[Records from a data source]
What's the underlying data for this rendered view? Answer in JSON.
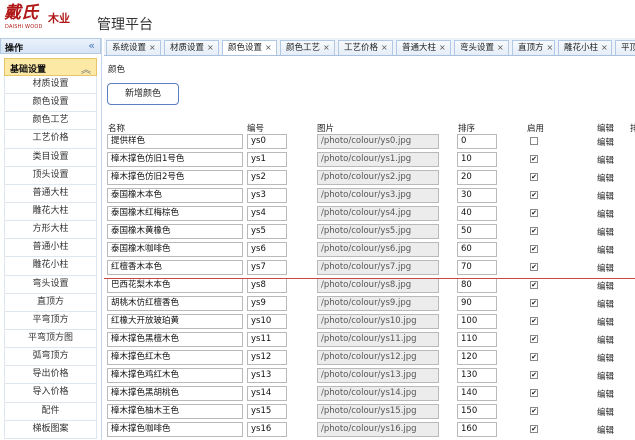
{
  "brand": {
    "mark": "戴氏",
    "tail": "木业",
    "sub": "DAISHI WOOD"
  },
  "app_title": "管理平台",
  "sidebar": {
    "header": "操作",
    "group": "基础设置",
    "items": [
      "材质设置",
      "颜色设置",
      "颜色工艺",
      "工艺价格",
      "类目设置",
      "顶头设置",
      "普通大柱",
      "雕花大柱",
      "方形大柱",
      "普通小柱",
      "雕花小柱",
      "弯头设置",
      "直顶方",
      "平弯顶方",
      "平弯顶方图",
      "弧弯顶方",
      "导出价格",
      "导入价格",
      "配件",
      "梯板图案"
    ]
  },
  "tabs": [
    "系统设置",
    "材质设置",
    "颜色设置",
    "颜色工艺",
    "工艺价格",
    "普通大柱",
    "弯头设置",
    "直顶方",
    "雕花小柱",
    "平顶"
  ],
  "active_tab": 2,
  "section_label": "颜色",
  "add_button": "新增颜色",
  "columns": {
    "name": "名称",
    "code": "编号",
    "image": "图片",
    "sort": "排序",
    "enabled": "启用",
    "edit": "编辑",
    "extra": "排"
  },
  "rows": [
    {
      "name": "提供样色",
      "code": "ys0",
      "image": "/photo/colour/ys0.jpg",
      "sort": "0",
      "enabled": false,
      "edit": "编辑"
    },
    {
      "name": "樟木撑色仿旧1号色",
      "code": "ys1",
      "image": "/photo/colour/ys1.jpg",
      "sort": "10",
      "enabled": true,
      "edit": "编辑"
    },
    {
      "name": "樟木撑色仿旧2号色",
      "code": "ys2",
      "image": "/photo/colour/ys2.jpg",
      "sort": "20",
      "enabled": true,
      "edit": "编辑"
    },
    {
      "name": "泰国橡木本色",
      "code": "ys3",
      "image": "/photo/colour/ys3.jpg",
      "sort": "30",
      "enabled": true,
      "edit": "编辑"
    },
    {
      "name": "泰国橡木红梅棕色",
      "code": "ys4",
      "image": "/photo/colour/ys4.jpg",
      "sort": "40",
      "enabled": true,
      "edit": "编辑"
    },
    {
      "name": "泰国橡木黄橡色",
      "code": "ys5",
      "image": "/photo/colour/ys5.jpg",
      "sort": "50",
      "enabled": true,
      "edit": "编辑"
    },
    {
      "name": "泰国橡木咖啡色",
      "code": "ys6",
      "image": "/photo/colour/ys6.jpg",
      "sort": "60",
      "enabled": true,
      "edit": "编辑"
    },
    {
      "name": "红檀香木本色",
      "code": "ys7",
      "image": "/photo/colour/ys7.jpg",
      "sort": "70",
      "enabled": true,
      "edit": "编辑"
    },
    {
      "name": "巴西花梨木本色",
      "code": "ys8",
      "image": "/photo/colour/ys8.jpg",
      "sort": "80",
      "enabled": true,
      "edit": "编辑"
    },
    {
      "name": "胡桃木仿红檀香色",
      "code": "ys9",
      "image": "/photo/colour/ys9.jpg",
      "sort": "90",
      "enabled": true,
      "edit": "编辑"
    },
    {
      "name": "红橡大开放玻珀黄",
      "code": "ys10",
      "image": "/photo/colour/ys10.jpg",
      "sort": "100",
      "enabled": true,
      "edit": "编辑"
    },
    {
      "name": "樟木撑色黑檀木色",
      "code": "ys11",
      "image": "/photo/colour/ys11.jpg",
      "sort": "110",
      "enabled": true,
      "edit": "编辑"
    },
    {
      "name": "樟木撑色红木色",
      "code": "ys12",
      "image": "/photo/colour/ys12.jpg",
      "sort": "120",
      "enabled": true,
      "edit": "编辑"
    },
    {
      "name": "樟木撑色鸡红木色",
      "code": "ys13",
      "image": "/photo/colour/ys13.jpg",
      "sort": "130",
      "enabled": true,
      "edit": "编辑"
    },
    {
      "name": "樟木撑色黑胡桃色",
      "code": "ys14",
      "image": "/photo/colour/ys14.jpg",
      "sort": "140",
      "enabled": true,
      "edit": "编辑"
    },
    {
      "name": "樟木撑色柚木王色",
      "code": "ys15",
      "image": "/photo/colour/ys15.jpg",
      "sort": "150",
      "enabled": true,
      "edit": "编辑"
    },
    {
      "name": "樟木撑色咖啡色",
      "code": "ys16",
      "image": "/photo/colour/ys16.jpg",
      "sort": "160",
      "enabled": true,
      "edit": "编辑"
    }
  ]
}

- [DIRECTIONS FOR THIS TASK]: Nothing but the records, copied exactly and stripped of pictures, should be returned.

- [RESPONSE TO THE TASK]:
What's the underlying data for this rendered view? Answer in JSON.
{
  "brand": {
    "mark": "戴氏",
    "tail": "木业",
    "sub": "DAISHI WOOD"
  },
  "app_title": "管理平台",
  "sidebar": {
    "header": "操作",
    "group": "基础设置",
    "items": [
      "材质设置",
      "颜色设置",
      "颜色工艺",
      "工艺价格",
      "类目设置",
      "顶头设置",
      "普通大柱",
      "雕花大柱",
      "方形大柱",
      "普通小柱",
      "雕花小柱",
      "弯头设置",
      "直顶方",
      "平弯顶方",
      "平弯顶方图",
      "弧弯顶方",
      "导出价格",
      "导入价格",
      "配件",
      "梯板图案"
    ]
  },
  "tabs": [
    "系统设置",
    "材质设置",
    "颜色设置",
    "颜色工艺",
    "工艺价格",
    "普通大柱",
    "弯头设置",
    "直顶方",
    "雕花小柱",
    "平顶"
  ],
  "active_tab": 2,
  "section_label": "颜色",
  "add_button": "新增颜色",
  "columns": {
    "name": "名称",
    "code": "编号",
    "image": "图片",
    "sort": "排序",
    "enabled": "启用",
    "edit": "编辑",
    "extra": "排"
  },
  "rows": [
    {
      "name": "提供样色",
      "code": "ys0",
      "image": "/photo/colour/ys0.jpg",
      "sort": "0",
      "enabled": false,
      "edit": "编辑"
    },
    {
      "name": "樟木撑色仿旧1号色",
      "code": "ys1",
      "image": "/photo/colour/ys1.jpg",
      "sort": "10",
      "enabled": true,
      "edit": "编辑"
    },
    {
      "name": "樟木撑色仿旧2号色",
      "code": "ys2",
      "image": "/photo/colour/ys2.jpg",
      "sort": "20",
      "enabled": true,
      "edit": "编辑"
    },
    {
      "name": "泰国橡木本色",
      "code": "ys3",
      "image": "/photo/colour/ys3.jpg",
      "sort": "30",
      "enabled": true,
      "edit": "编辑"
    },
    {
      "name": "泰国橡木红梅棕色",
      "code": "ys4",
      "image": "/photo/colour/ys4.jpg",
      "sort": "40",
      "enabled": true,
      "edit": "编辑"
    },
    {
      "name": "泰国橡木黄橡色",
      "code": "ys5",
      "image": "/photo/colour/ys5.jpg",
      "sort": "50",
      "enabled": true,
      "edit": "编辑"
    },
    {
      "name": "泰国橡木咖啡色",
      "code": "ys6",
      "image": "/photo/colour/ys6.jpg",
      "sort": "60",
      "enabled": true,
      "edit": "编辑"
    },
    {
      "name": "红檀香木本色",
      "code": "ys7",
      "image": "/photo/colour/ys7.jpg",
      "sort": "70",
      "enabled": true,
      "edit": "编辑"
    },
    {
      "name": "巴西花梨木本色",
      "code": "ys8",
      "image": "/photo/colour/ys8.jpg",
      "sort": "80",
      "enabled": true,
      "edit": "编辑"
    },
    {
      "name": "胡桃木仿红檀香色",
      "code": "ys9",
      "image": "/photo/colour/ys9.jpg",
      "sort": "90",
      "enabled": true,
      "edit": "编辑"
    },
    {
      "name": "红橡大开放玻珀黄",
      "code": "ys10",
      "image": "/photo/colour/ys10.jpg",
      "sort": "100",
      "enabled": true,
      "edit": "编辑"
    },
    {
      "name": "樟木撑色黑檀木色",
      "code": "ys11",
      "image": "/photo/colour/ys11.jpg",
      "sort": "110",
      "enabled": true,
      "edit": "编辑"
    },
    {
      "name": "樟木撑色红木色",
      "code": "ys12",
      "image": "/photo/colour/ys12.jpg",
      "sort": "120",
      "enabled": true,
      "edit": "编辑"
    },
    {
      "name": "樟木撑色鸡红木色",
      "code": "ys13",
      "image": "/photo/colour/ys13.jpg",
      "sort": "130",
      "enabled": true,
      "edit": "编辑"
    },
    {
      "name": "樟木撑色黑胡桃色",
      "code": "ys14",
      "image": "/photo/colour/ys14.jpg",
      "sort": "140",
      "enabled": true,
      "edit": "编辑"
    },
    {
      "name": "樟木撑色柚木王色",
      "code": "ys15",
      "image": "/photo/colour/ys15.jpg",
      "sort": "150",
      "enabled": true,
      "edit": "编辑"
    },
    {
      "name": "樟木撑色咖啡色",
      "code": "ys16",
      "image": "/photo/colour/ys16.jpg",
      "sort": "160",
      "enabled": true,
      "edit": "编辑"
    }
  ]
}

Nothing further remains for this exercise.